They met nearly 20 years ago in Attleboro.
There, they spent all their time together, and eventually had three little ones.
Goof had moved from his home at the San Diego Zoo 19 years ago, and Amy arrived from hers in Philadelphia. They met at the Capron Park Zoo in Attleboro, where they became the stars of the show. They bonded over the years at the zoo, and produced the three cubs.
But three weeks ago, the two sloth bears — Amy and Goof — began showing signs of liver disease. As their health deteriorated, the zoo made what it said was the only “humane decision” — euthanize them both to put them out of their pain. They died within a week of one another.
Amy, 25, and Goof, 27, were two of about 135 animals at Capron Park, and the only two sloth bears at the zoo.
“We have a lot of keepers that have been here a lot of years and have basically grown up with Amy and Goof,” said zoo veterinarian Lisa Abbo. “They were a very popular animal. They were charismatic, fun to watch.”
It was hard on the zoo staff when both of the animals fell ill. Amy’s condition was at first much worse than that of her mate. After about a week of antibiotic treatment, Abbo said it became clear that Amy’s condition would not improve. The bear was euthanized on Sept. 3.
In the days that followed, Goof’s condition deteriorated quickly, giving Abbo and the other zoo officials little time to respond. Goof was euthanized Monday.
Abbo said it is not rare to see the health of an animal deteriorate after a longtime mate dies. The average life span of a sloth bear in captivity is 30 years, so both bears were considered geriatric.
“Goof’s disease was a little bit more subtle,” she said. “I feel like the stress of Goof losing Amy may have pushed him into showing his clinical signs much quicker.”
Abbo performed necropsies on the bears, and she believes they may have had liver cancer, but final results are not in yet. Liver disease is a common killer of sloth bears, a threatened species primarily found in India and Sri Lanka, but researchers have not yet figured out why.
“As a veterinarian, you want to try to get your answer, so you can best treat your animal, and if you don’t know what you’re treating, it can be very difficult,” she said.
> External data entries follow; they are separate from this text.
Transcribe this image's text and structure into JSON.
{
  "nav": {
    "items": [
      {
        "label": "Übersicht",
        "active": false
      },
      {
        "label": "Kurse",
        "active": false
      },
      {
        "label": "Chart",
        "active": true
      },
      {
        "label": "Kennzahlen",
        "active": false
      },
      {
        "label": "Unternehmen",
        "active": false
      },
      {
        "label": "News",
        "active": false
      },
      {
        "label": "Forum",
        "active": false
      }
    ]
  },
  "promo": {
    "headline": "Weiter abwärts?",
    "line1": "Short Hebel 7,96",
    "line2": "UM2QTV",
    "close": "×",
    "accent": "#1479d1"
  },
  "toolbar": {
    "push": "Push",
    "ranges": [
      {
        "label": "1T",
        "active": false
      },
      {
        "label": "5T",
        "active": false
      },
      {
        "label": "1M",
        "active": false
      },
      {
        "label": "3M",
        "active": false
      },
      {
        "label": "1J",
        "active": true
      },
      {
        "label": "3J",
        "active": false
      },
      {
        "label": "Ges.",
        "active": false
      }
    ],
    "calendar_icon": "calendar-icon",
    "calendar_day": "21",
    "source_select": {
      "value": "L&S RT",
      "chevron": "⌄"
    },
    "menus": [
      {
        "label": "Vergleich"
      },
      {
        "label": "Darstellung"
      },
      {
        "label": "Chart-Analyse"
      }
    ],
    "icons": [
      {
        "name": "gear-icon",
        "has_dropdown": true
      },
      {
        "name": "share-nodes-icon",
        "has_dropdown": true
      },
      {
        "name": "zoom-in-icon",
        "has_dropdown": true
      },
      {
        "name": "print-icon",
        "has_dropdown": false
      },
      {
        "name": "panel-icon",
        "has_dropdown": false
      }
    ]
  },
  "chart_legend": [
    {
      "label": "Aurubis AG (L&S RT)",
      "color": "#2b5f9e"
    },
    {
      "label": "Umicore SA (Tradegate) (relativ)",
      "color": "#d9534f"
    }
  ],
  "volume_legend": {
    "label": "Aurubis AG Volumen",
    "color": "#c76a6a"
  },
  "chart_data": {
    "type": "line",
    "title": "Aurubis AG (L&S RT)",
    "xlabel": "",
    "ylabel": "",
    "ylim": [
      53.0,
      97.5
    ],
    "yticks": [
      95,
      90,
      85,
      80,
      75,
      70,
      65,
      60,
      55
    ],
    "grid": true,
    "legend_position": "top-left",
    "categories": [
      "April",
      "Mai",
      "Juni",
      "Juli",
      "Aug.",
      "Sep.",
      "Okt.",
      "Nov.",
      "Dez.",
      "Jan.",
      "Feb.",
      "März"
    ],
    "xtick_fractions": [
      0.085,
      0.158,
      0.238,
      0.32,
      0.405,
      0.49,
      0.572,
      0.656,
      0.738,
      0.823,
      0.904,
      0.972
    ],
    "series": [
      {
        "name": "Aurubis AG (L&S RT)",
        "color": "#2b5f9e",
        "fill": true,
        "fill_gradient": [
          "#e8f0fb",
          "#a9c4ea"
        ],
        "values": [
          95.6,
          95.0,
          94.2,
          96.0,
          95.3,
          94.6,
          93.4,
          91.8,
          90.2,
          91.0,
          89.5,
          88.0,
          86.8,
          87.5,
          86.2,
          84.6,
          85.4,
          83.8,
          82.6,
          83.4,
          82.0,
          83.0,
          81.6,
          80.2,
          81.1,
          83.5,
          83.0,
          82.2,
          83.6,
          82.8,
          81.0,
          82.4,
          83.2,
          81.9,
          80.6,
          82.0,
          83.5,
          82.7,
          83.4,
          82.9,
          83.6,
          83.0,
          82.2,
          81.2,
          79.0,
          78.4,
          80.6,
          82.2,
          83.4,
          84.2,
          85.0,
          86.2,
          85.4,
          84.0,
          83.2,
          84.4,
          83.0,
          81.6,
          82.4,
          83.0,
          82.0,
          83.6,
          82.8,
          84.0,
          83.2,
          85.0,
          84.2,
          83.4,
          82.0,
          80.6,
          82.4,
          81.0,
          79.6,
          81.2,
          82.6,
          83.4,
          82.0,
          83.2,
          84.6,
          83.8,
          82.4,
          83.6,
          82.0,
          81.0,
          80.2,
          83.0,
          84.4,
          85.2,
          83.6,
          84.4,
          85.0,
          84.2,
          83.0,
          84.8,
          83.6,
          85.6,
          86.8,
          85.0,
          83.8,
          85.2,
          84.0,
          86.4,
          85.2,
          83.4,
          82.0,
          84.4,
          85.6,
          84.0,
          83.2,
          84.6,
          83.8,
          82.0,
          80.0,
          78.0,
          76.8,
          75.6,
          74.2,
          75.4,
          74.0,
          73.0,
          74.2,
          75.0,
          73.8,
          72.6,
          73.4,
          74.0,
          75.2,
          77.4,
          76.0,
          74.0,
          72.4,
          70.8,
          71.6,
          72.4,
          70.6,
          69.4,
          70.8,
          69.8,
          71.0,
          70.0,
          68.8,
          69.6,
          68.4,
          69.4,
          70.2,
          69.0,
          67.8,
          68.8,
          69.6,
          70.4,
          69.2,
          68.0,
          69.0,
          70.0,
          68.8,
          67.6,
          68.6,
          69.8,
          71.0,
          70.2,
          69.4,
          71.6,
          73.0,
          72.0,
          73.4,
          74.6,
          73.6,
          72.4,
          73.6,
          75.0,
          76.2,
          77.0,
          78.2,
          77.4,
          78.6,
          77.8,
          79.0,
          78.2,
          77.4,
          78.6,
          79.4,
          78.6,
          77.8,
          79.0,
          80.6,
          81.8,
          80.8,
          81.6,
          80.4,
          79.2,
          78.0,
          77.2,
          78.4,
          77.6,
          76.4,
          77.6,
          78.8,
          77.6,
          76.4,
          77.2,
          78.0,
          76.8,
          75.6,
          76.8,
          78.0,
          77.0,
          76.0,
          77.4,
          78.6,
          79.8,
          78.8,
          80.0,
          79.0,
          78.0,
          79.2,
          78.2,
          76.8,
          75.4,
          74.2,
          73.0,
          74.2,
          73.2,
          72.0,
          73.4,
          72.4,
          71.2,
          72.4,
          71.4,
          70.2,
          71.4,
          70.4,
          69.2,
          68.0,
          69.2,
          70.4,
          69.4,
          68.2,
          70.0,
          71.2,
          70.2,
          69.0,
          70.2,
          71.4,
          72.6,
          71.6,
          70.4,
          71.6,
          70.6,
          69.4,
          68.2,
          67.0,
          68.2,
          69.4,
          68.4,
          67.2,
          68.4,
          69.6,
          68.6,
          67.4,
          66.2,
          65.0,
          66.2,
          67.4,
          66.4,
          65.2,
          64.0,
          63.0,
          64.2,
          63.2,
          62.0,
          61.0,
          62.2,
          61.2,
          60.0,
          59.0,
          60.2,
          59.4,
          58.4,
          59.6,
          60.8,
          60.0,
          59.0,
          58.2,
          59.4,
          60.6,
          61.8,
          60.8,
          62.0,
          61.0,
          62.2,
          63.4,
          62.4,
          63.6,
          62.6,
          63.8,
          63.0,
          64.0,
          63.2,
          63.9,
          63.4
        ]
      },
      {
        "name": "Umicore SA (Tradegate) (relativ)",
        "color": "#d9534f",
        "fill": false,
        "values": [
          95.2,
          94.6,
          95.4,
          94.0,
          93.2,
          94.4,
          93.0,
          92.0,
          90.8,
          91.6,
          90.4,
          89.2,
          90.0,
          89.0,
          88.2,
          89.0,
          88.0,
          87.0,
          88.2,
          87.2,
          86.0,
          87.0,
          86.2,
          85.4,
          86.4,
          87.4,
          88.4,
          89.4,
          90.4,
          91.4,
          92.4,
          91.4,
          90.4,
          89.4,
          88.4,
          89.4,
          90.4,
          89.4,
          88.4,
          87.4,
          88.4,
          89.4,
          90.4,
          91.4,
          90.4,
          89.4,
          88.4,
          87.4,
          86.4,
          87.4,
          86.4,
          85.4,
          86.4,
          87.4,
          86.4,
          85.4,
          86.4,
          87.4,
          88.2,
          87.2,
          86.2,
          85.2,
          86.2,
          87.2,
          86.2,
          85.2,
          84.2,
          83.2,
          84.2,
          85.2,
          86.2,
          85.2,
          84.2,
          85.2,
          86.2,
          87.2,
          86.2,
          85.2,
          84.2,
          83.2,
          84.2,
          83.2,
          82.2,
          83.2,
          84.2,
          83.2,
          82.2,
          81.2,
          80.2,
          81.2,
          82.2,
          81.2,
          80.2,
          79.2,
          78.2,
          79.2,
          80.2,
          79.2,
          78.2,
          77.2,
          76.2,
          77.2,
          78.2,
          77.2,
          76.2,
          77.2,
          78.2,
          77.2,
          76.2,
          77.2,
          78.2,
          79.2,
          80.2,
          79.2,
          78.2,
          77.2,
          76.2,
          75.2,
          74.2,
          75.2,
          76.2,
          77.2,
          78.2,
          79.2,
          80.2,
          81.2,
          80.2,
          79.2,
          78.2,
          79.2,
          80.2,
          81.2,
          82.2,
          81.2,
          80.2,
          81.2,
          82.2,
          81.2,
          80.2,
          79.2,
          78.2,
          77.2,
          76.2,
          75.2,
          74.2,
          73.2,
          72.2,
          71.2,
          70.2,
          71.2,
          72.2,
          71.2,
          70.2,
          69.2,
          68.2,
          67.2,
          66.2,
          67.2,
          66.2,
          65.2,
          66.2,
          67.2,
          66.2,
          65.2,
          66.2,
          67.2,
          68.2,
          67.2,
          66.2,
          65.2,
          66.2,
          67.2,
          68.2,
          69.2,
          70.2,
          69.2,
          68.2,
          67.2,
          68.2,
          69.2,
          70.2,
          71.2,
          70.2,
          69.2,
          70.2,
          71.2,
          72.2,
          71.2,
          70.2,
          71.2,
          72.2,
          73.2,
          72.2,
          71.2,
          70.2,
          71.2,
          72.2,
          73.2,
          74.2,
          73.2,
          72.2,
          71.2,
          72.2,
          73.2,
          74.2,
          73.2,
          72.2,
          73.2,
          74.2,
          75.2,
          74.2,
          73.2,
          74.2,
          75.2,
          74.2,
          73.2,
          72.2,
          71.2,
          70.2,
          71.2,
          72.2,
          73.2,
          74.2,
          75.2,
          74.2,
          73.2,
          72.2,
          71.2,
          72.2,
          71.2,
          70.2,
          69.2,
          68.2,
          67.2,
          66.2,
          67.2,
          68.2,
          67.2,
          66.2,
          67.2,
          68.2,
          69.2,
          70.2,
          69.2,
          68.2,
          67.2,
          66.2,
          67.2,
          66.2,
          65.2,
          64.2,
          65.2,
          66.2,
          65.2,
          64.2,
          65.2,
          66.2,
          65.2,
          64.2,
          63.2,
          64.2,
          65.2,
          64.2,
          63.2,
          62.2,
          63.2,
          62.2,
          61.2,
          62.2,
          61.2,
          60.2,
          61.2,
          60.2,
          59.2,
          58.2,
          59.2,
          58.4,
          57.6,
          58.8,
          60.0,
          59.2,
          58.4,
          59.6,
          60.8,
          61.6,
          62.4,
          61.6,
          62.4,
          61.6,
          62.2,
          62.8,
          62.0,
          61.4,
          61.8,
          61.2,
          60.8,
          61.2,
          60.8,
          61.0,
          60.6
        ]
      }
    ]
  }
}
For now, the zoo is without any examples of the long-haired bears that often eat insects and fruit in captivity. Amy and Goof’s three cubs have since moved on to other zoos.
Capron Park Zoo director Jean Benchimol said the attraction will look into the availability of sloth bears domestically. Nearly all of Capron’s animals are born in captivity, and they are usually transported from other zoo exhibits.